** What is being asked **
Set down each record below exactly as it stands. Pictures are not part of the copy.

Interface dataset entries
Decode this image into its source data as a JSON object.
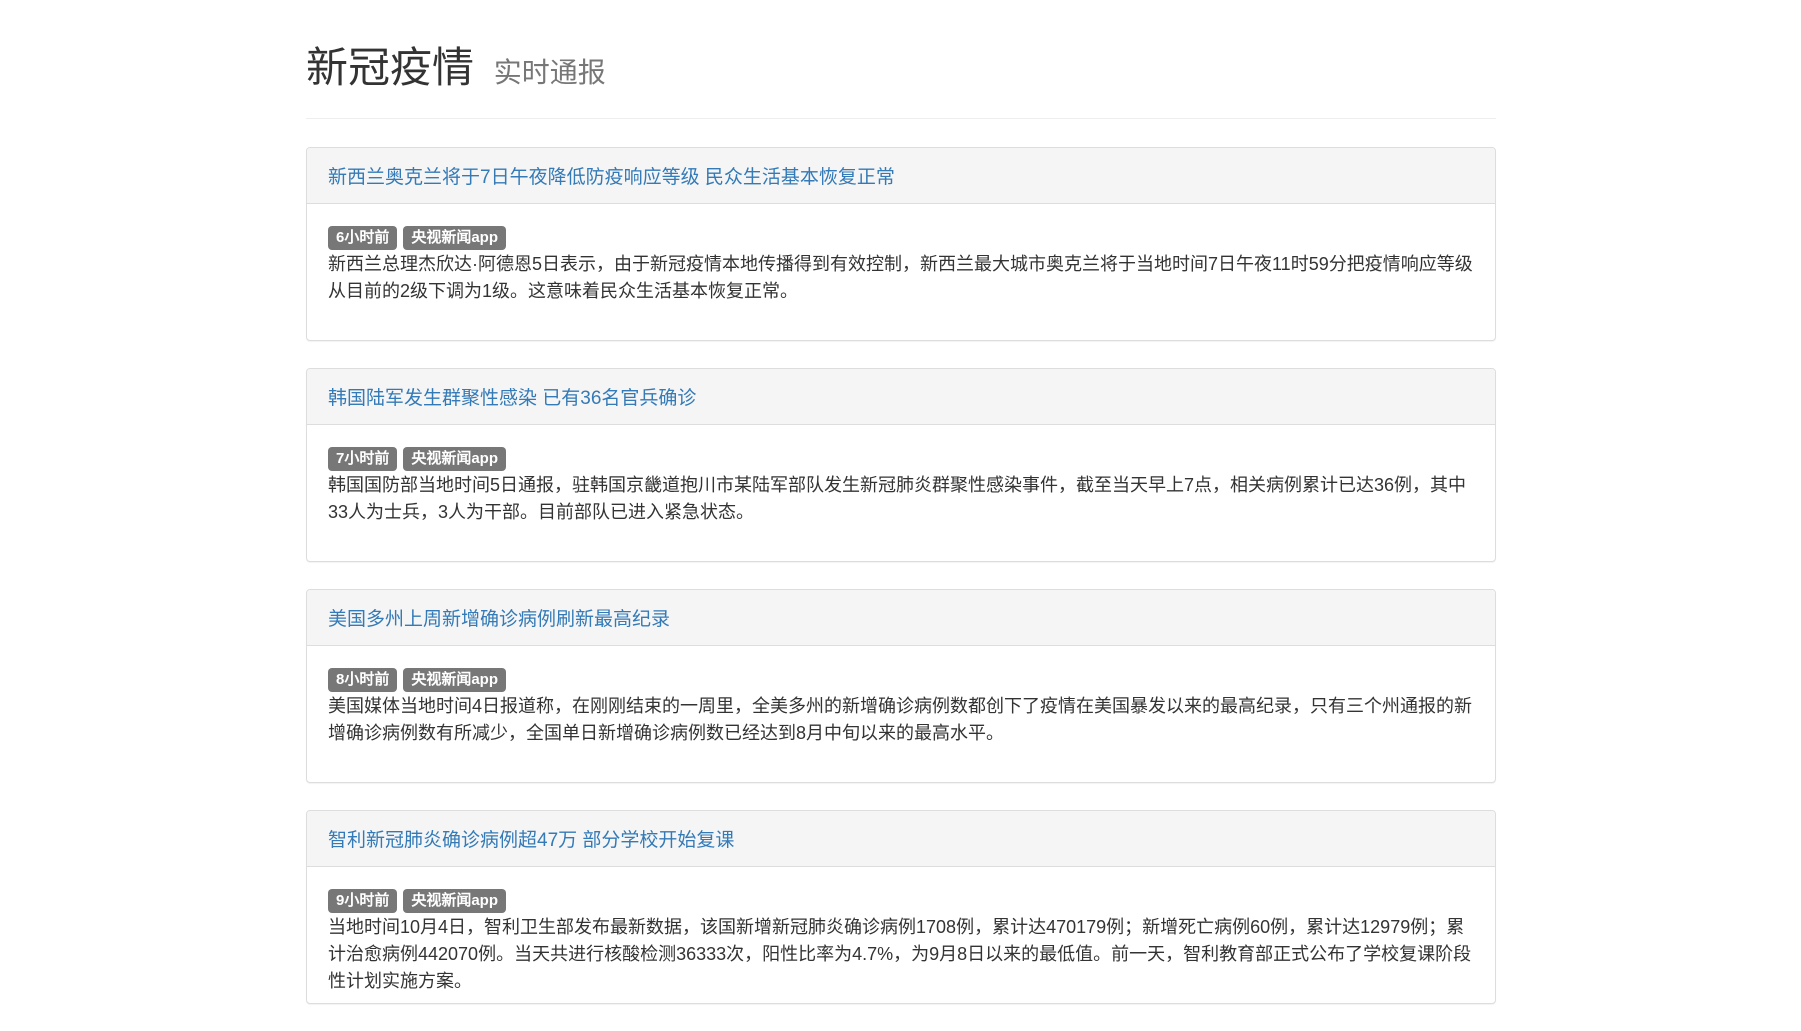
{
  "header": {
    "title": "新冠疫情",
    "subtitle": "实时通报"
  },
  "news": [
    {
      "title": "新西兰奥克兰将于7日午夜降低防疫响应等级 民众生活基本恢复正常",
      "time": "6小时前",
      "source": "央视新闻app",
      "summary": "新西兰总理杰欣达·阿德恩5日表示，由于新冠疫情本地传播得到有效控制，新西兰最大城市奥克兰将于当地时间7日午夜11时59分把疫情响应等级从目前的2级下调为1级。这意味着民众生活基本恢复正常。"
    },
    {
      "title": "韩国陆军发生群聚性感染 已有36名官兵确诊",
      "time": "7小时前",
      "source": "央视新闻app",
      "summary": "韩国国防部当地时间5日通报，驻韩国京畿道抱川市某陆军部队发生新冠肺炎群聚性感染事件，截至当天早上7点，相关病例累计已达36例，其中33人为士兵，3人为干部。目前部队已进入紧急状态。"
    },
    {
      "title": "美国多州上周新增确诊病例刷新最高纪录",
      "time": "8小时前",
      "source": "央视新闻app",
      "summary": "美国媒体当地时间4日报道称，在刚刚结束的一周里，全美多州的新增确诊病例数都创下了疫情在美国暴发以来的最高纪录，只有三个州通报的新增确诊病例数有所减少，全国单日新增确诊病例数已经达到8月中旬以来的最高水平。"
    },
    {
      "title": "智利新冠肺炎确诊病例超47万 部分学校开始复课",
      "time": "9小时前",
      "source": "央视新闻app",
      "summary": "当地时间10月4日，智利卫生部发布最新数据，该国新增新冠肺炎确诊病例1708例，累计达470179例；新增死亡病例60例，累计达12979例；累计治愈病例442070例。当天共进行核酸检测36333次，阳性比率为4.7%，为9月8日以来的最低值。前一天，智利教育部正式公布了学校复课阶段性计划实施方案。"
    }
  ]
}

** Answer to this problem **
Decode this image into its source data as a JSON object.
{
  "header": {
    "title": "新冠疫情",
    "subtitle": "实时通报"
  },
  "news": [
    {
      "title": "新西兰奥克兰将于7日午夜降低防疫响应等级 民众生活基本恢复正常",
      "time": "6小时前",
      "source": "央视新闻app",
      "summary": "新西兰总理杰欣达·阿德恩5日表示，由于新冠疫情本地传播得到有效控制，新西兰最大城市奥克兰将于当地时间7日午夜11时59分把疫情响应等级从目前的2级下调为1级。这意味着民众生活基本恢复正常。"
    },
    {
      "title": "韩国陆军发生群聚性感染 已有36名官兵确诊",
      "time": "7小时前",
      "source": "央视新闻app",
      "summary": "韩国国防部当地时间5日通报，驻韩国京畿道抱川市某陆军部队发生新冠肺炎群聚性感染事件，截至当天早上7点，相关病例累计已达36例，其中33人为士兵，3人为干部。目前部队已进入紧急状态。"
    },
    {
      "title": "美国多州上周新增确诊病例刷新最高纪录",
      "time": "8小时前",
      "source": "央视新闻app",
      "summary": "美国媒体当地时间4日报道称，在刚刚结束的一周里，全美多州的新增确诊病例数都创下了疫情在美国暴发以来的最高纪录，只有三个州通报的新增确诊病例数有所减少，全国单日新增确诊病例数已经达到8月中旬以来的最高水平。"
    },
    {
      "title": "智利新冠肺炎确诊病例超47万 部分学校开始复课",
      "time": "9小时前",
      "source": "央视新闻app",
      "summary": "当地时间10月4日，智利卫生部发布最新数据，该国新增新冠肺炎确诊病例1708例，累计达470179例；新增死亡病例60例，累计达12979例；累计治愈病例442070例。当天共进行核酸检测36333次，阳性比率为4.7%，为9月8日以来的最低值。前一天，智利教育部正式公布了学校复课阶段性计划实施方案。"
    }
  ]
}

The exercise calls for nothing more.